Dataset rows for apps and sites
######
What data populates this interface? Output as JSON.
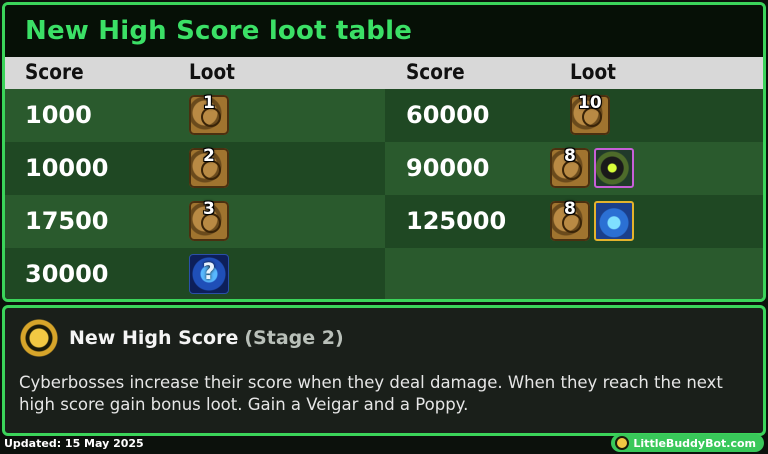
{
  "title": "New High Score loot table",
  "headers": {
    "score": "Score",
    "loot": "Loot"
  },
  "rows_left": [
    {
      "score": "1000",
      "loot_count": "1"
    },
    {
      "score": "10000",
      "loot_count": "2"
    },
    {
      "score": "17500",
      "loot_count": "3"
    },
    {
      "score": "30000",
      "loot_icon": "mystery-orb-icon",
      "loot_symbol": "?"
    }
  ],
  "rows_right": [
    {
      "score": "60000",
      "loot_count": "10"
    },
    {
      "score": "90000",
      "loot_count": "8",
      "champion_icon": "veigar-icon"
    },
    {
      "score": "125000",
      "loot_count": "8",
      "champion_icon": "poppy-icon"
    }
  ],
  "trait": {
    "name": "New High Score",
    "stage": "(Stage 2)",
    "description": "Cyberbosses increase their score when they deal damage. When they reach the next high score gain bonus loot. Gain a Veigar and a Poppy."
  },
  "footer": {
    "updated": "Updated: 15 May 2025",
    "brand": "LittleBuddyBot.com"
  },
  "colors": {
    "accent_green": "#3be066",
    "row_dark": "#1f4823",
    "row_light": "#2a5a2d"
  }
}
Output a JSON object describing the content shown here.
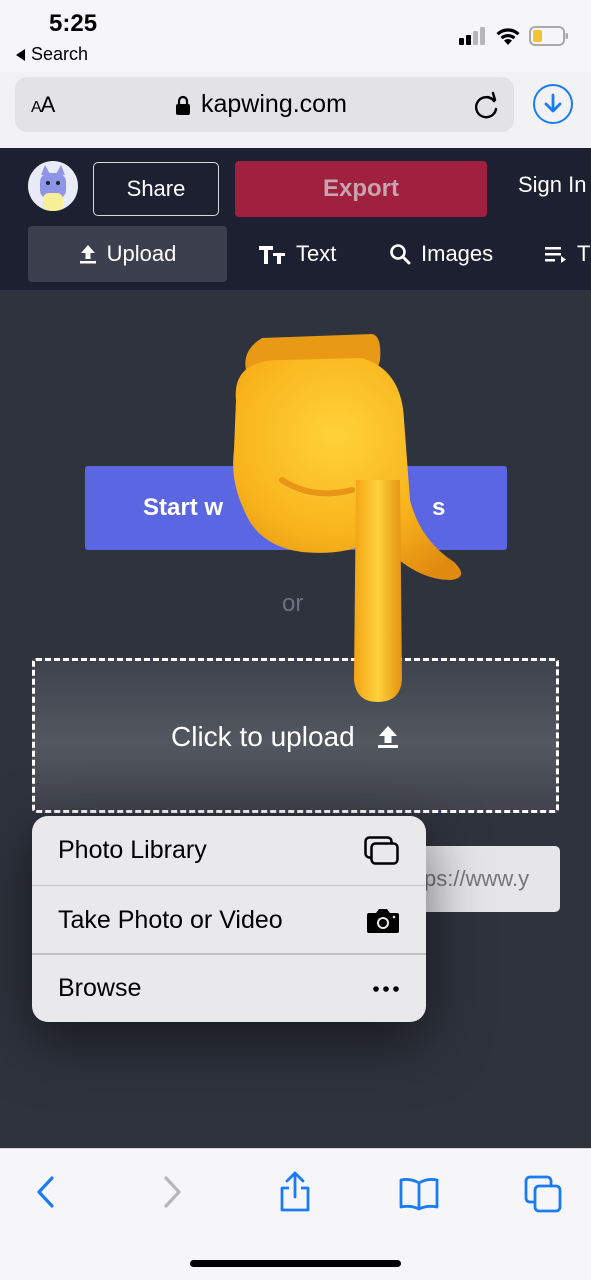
{
  "status_bar": {
    "time": "5:25",
    "back_label": "Search"
  },
  "address_bar": {
    "text_size_label": "AA",
    "domain": "kapwing.com"
  },
  "header": {
    "share_label": "Share",
    "export_label": "Export",
    "sign_in_label": "Sign In",
    "tabs": [
      {
        "label": "Upload",
        "icon": "upload-icon"
      },
      {
        "label": "Text",
        "icon": "text-icon"
      },
      {
        "label": "Images",
        "icon": "search-icon"
      },
      {
        "label": "T",
        "icon": "list-icon"
      }
    ]
  },
  "main": {
    "start_button_left": "Start w",
    "start_button_right": "s",
    "or_label": "or",
    "upload_label": "Click to upload",
    "url_input_partial": "ps://www.y"
  },
  "menu": {
    "items": [
      {
        "label": "Photo Library",
        "icon": "photo-library-icon"
      },
      {
        "label": "Take Photo or Video",
        "icon": "camera-icon"
      },
      {
        "label": "Browse",
        "icon": "more-icon"
      }
    ]
  },
  "colors": {
    "header_bg": "#1d2030",
    "main_bg": "#2f333e",
    "export": "#a0213f",
    "start_button": "#5b66e2",
    "ios_blue": "#1a7cf5"
  }
}
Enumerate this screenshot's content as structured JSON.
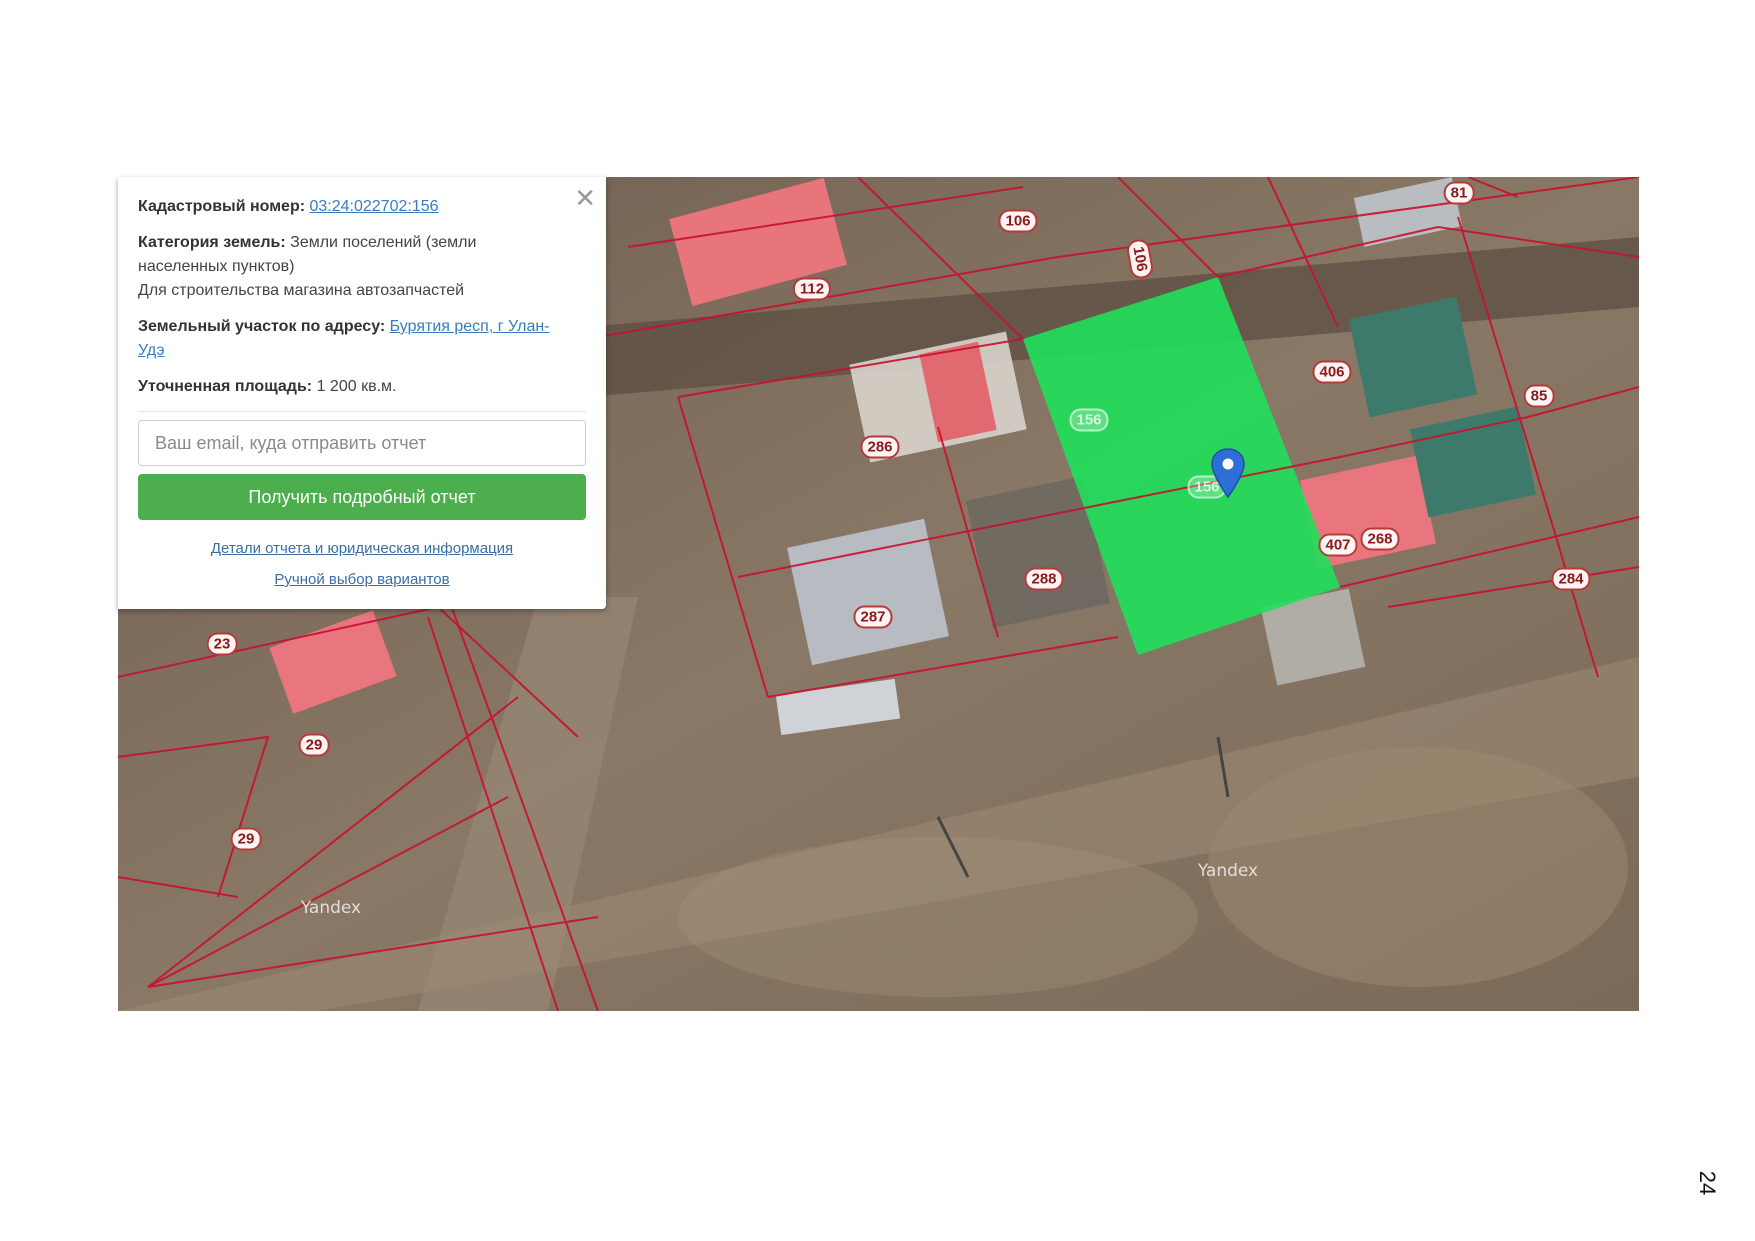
{
  "popup": {
    "cadastral_label": "Кадастровый номер:",
    "cadastral_value": "03:24:022702:156",
    "category_label": "Категория земель:",
    "category_value_1": "Земли поселений (земли",
    "category_value_2": "населенных пунктов)",
    "category_purpose": "Для строительства магазина автозапчастей",
    "address_label": "Земельный участок по адресу:",
    "address_value_1": "Бурятия респ, г Улан-",
    "address_value_2": "Удэ",
    "area_label": "Уточненная площадь:",
    "area_value": "1 200 кв.м.",
    "email_placeholder": "Ваш email, куда отправить отчет",
    "submit_label": "Получить подробный отчет",
    "details_link": "Детали отчета и юридическая информация",
    "manual_link": "Ручной выбор вариантов",
    "close_glyph": "✕"
  },
  "map": {
    "parcel_labels": [
      "106",
      "106",
      "112",
      "81",
      "156",
      "156",
      "406",
      "85",
      "286",
      "268",
      "407",
      "288",
      "284",
      "287",
      "23",
      "29",
      "29"
    ],
    "watermarks": [
      "Yandex",
      "Yandex"
    ],
    "highlight_color": "#1fe05a",
    "boundary_color": "#c8102e",
    "marker_icon": "map-pin-icon"
  },
  "page_number": "24"
}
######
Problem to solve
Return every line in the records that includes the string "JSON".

Output for this task
What data populates this interface? Output as JSON.
Output a JSON object describing the content shown here.
Enumerate this screenshot's content as structured JSON.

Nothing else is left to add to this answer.